Below is a listing. Copy each line of it that holds the word "icon".

##########

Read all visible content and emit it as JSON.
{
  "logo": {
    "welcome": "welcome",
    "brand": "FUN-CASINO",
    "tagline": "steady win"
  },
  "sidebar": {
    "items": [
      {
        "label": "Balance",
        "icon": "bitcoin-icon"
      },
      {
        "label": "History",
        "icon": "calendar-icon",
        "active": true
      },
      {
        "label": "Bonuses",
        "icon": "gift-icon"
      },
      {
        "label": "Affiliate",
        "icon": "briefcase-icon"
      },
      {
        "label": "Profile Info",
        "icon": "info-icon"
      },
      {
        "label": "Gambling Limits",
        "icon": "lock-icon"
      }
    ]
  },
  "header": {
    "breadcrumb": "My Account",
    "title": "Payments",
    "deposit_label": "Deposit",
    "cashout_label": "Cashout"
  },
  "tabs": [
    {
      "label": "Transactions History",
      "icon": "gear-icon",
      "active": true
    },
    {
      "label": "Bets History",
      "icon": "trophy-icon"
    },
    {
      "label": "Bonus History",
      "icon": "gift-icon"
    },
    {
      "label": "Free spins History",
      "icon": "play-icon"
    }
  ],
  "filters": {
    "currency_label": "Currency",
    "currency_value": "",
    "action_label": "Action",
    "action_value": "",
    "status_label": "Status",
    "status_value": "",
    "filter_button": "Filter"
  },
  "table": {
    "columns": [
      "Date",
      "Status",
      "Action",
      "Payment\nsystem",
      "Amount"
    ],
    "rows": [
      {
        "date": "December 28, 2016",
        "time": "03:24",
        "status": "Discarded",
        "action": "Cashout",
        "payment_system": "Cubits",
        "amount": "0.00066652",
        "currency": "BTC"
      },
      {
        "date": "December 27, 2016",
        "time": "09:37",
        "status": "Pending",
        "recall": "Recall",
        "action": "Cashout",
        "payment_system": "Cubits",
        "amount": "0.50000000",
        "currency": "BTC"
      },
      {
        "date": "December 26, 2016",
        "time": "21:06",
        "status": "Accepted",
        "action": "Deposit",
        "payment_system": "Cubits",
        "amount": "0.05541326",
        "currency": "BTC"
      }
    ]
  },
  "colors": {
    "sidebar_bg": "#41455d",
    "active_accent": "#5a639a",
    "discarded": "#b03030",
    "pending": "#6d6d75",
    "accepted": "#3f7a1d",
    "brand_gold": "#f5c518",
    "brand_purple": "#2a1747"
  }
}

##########

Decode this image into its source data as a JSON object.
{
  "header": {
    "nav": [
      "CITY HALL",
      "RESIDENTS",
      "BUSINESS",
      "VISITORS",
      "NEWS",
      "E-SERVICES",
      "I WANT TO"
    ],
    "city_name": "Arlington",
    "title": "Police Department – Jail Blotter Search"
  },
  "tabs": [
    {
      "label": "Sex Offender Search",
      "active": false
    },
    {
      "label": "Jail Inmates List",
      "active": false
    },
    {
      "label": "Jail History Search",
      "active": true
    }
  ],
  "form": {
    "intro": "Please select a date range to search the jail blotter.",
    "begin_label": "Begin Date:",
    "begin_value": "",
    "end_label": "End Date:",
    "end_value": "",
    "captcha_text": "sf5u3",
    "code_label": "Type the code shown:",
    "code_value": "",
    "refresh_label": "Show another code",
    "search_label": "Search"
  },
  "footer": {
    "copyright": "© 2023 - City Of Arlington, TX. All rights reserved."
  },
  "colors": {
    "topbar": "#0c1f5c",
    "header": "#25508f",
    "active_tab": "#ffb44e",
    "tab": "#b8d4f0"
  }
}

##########

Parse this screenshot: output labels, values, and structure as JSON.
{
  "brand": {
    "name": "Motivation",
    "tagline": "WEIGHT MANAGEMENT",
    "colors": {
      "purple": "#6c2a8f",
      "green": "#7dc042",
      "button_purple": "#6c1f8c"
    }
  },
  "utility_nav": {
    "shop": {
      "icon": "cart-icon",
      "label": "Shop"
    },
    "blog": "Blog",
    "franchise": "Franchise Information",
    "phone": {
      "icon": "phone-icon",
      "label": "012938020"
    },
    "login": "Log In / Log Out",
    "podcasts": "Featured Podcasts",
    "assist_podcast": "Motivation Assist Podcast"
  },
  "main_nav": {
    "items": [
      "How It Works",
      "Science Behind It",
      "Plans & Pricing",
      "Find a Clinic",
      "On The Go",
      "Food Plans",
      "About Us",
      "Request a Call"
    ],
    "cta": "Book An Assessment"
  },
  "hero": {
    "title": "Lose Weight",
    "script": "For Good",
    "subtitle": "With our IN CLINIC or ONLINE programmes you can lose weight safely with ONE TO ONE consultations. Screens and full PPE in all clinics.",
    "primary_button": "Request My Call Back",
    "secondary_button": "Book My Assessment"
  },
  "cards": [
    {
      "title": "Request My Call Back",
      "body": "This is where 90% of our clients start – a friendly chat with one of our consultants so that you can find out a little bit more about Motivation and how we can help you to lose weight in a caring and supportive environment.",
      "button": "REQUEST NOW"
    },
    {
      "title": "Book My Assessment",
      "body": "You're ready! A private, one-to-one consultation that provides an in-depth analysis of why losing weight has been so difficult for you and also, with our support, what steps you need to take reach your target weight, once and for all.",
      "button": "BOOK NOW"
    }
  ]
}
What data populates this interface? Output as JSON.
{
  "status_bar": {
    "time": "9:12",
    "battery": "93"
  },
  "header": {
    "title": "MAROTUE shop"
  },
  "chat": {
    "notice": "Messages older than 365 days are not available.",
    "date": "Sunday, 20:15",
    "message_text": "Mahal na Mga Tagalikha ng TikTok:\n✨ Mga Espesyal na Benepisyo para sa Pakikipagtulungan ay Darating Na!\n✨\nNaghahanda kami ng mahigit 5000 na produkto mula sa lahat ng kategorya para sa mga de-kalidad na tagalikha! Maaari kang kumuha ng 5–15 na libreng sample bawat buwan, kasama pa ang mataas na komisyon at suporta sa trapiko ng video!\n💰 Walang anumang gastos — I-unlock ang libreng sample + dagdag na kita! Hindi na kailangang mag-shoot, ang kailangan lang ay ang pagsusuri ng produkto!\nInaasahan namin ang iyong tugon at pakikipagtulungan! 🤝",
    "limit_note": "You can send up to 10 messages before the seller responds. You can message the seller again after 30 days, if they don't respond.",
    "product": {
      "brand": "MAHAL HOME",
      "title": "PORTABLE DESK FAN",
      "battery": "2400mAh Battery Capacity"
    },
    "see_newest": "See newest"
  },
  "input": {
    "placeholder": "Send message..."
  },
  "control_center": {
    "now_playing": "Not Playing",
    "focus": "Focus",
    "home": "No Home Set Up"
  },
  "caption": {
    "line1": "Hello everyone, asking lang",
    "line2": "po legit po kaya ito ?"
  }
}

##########

● Result:
        "icon": "bitcoin-icon"
        "icon": "calendar-icon",
        "icon": "gift-icon"
        "icon": "briefcase-icon"
        "icon": "info-icon"
        "icon": "lock-icon"
      "icon": "gear-icon",
      "icon": "trophy-icon"
      "icon": "gift-icon"
      "icon": "play-icon"
      "icon": "cart-icon",
      "icon": "phone-icon",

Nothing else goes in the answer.